GTO Judge offered
With 360 horsepower under the hood, John Long drove a brand new green with a lime yellow racing stripe and spoiler 1970 GTO Judge off of the Bullock Chevrolet car lot.
A junior in college, Long noted the feeling of power and pride he had as he rumbled slowly down the street in what would become one of the most storied muscle cars in history.
“It is a fond memory of my life,” Long said, adding that he never pushed the car to its 140 mph limit. “I didn’t believe in driving that fast, so I never got it there (140 mph). However, my friends did.”
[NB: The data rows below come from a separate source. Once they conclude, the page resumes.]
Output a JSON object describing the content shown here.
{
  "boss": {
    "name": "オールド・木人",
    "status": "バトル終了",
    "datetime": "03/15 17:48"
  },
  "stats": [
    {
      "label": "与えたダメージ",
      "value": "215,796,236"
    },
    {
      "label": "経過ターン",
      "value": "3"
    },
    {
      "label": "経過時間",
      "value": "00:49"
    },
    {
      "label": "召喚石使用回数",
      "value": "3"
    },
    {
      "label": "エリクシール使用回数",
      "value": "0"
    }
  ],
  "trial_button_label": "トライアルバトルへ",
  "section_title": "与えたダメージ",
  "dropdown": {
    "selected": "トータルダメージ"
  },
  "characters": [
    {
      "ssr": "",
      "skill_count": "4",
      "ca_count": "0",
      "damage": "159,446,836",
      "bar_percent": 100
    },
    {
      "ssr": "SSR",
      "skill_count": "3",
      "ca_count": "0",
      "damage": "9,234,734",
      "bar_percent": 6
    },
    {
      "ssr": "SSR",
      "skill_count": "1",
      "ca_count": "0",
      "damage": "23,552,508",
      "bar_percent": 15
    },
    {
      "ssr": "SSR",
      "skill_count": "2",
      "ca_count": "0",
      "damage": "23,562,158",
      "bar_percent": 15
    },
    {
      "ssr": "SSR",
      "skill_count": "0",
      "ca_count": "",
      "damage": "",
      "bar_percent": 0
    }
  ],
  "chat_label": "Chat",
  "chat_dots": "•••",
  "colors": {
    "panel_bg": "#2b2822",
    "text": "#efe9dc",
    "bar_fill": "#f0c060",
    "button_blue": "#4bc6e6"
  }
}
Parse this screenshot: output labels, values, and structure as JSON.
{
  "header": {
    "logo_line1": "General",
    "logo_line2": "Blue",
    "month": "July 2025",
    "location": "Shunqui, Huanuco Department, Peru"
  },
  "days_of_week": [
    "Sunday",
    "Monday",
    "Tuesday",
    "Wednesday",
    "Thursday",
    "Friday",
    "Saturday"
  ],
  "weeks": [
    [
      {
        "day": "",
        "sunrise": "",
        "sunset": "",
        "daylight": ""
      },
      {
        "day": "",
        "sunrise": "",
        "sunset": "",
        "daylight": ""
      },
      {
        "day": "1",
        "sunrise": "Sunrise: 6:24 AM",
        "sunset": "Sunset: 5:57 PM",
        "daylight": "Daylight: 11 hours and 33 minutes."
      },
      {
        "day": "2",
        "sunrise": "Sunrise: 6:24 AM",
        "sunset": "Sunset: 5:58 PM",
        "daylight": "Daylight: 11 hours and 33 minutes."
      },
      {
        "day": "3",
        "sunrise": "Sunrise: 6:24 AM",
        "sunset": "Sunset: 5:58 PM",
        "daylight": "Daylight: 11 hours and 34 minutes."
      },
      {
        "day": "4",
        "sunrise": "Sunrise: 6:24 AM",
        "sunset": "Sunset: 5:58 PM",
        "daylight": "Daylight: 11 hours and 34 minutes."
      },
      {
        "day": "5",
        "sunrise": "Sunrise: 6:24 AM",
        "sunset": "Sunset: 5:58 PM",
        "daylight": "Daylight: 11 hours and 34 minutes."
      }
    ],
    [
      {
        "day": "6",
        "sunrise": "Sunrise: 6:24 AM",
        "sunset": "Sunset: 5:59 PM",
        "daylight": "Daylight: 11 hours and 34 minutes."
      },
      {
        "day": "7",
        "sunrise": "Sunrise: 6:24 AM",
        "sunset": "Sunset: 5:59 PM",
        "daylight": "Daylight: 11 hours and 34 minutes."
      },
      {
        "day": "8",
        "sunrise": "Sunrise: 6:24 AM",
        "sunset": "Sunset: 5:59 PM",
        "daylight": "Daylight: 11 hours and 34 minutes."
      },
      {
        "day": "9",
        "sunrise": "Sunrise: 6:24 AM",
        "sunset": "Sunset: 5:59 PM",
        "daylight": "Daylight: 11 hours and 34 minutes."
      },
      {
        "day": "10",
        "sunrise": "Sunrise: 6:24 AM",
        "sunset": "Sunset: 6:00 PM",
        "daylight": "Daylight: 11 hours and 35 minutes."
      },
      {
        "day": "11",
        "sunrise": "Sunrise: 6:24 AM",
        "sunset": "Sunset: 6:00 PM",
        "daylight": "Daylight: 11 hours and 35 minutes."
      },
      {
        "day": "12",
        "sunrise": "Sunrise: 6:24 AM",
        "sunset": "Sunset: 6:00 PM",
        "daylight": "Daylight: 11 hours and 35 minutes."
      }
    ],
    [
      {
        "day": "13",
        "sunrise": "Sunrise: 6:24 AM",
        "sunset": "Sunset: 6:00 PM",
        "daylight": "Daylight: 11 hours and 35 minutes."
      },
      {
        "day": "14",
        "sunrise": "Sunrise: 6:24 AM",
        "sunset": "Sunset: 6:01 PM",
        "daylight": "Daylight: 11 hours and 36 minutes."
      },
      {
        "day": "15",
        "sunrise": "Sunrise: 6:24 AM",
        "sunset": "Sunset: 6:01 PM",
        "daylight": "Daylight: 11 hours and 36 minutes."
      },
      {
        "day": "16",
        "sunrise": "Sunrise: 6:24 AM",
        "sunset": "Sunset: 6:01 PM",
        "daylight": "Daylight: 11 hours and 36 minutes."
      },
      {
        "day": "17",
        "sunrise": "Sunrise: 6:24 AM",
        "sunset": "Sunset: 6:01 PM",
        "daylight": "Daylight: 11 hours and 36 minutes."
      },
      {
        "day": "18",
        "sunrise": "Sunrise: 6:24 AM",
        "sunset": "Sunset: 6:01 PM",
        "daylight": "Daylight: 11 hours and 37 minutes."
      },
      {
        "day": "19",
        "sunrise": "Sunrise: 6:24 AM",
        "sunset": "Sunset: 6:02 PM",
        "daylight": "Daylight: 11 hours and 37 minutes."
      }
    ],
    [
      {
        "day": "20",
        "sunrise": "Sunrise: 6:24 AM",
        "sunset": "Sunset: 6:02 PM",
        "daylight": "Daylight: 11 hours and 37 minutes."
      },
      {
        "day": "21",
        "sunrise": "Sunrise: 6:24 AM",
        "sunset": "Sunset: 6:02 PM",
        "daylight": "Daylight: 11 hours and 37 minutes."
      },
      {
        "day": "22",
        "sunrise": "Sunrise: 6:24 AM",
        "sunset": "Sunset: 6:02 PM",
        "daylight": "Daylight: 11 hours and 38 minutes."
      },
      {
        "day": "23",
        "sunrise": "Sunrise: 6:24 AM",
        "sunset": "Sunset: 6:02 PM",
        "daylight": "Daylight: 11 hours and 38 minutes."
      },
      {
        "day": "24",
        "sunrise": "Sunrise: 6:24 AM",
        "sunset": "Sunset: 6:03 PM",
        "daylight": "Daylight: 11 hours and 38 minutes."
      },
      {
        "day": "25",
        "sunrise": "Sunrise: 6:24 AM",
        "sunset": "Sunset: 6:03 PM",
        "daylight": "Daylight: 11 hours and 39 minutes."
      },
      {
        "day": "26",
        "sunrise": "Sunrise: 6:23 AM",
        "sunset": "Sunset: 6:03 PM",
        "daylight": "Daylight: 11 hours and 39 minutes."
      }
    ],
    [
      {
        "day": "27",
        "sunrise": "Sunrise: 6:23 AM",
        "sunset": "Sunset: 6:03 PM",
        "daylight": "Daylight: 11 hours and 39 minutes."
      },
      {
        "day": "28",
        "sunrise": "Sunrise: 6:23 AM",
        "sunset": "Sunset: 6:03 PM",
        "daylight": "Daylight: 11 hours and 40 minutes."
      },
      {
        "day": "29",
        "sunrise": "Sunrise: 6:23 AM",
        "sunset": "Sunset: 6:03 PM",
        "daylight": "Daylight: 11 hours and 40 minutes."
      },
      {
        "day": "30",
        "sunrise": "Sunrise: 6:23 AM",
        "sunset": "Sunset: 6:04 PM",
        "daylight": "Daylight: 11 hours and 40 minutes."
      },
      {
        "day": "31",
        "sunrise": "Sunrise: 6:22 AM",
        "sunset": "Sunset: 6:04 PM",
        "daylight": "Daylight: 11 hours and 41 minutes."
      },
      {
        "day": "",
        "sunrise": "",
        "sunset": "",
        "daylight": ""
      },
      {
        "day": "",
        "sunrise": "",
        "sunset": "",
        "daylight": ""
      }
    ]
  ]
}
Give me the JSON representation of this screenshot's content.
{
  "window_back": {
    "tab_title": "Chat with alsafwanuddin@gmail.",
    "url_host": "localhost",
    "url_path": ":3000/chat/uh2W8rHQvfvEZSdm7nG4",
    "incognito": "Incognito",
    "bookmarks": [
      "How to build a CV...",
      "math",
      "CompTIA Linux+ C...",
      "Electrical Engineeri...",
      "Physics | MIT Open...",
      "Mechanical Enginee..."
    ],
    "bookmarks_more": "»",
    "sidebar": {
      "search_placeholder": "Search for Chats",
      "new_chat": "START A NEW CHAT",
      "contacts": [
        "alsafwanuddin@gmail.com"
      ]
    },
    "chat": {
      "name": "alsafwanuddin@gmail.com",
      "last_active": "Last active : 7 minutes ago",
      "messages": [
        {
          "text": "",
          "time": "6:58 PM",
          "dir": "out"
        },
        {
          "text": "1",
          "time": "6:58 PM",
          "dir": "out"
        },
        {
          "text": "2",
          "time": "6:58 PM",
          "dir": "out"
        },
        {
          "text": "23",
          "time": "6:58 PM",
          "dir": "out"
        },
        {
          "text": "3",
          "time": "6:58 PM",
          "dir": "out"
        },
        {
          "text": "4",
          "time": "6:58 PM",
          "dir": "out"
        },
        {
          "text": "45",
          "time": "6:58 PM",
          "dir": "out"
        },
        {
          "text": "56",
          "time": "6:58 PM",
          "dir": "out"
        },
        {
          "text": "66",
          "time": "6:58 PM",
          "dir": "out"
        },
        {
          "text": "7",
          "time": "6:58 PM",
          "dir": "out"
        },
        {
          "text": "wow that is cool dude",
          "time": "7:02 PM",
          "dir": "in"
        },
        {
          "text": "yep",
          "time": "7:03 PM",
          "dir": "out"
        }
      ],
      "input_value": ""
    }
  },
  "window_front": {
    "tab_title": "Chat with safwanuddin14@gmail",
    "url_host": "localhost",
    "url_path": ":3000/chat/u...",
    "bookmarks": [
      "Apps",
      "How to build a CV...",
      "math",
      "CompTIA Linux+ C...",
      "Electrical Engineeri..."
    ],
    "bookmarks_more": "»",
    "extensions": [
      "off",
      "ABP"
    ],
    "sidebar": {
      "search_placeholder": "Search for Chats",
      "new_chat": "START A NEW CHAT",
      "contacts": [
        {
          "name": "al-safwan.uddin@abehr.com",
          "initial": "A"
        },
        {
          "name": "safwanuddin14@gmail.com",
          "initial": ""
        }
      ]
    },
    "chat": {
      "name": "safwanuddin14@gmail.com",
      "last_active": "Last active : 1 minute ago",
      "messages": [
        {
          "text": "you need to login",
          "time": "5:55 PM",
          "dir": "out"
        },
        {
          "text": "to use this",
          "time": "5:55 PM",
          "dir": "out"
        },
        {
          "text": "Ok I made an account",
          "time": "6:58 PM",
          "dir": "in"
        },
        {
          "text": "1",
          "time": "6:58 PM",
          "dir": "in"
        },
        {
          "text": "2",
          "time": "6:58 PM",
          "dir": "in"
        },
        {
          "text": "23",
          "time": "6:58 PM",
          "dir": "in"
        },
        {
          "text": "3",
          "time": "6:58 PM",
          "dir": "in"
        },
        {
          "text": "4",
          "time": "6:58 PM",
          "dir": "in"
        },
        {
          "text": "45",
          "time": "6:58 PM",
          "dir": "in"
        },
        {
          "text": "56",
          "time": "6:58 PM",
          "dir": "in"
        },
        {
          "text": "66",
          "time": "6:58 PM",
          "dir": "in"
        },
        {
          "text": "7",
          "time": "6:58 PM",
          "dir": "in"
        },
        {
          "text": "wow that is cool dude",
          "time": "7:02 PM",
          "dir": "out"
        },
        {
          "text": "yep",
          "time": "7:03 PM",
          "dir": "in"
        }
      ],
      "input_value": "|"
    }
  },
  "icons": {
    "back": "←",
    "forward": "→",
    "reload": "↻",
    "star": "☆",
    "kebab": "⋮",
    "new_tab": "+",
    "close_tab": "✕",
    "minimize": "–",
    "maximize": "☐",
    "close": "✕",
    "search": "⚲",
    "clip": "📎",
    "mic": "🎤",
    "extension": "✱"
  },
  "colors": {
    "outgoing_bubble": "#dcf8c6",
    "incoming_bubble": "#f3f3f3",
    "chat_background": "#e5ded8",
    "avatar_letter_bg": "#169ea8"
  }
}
Long drove the vehicle for six years. With a new wife, Chris, a year old baby, John, Jr., a new career, Long didn’t have the funds to maintain such a vehicle.
“We knew we shouldn’t get rid of it, but we had no storage, no knowledge of maintaining a car like that and we were broke,” Long recalled, noting he would buy a ‘hand me down’ station wagon from his father that was used at the funeral home.
Long would sell the vehicle to Scott Bullock, son of the car dealer he originally bought the vehicle from, to which Bullock drove the Judge all through high school. Bullock would eventually part with the vehicle as well.
With the impending auction of hundreds of rare cars, including a 1969 GTO Judge, featuring the classic ‘Orbit Orange’ color, Long may look at the cars in admiration, but will not be purchasing another hot rod.
“I’m 64 and I have great memories of that time, but I’m not really a muscle car guy,” Long said. “My wife probably drove it faster than I did, I really never really needed a car like that.”
Long feels the upcoming auction will be a huge cultural phenomenon in Grant.
“I don’t think the people of Grant know how important of a cultural gathering is going to happen Sept. 6,” Long said. “This will be a major happening.”
Long’s story of selling a muscle car when starting out his family is a familiar one.
Long paid $3,400 for the GTO Judge in 1970. Legend has it he was told it was found in a car magazine for sale....with a price tag of $75,000.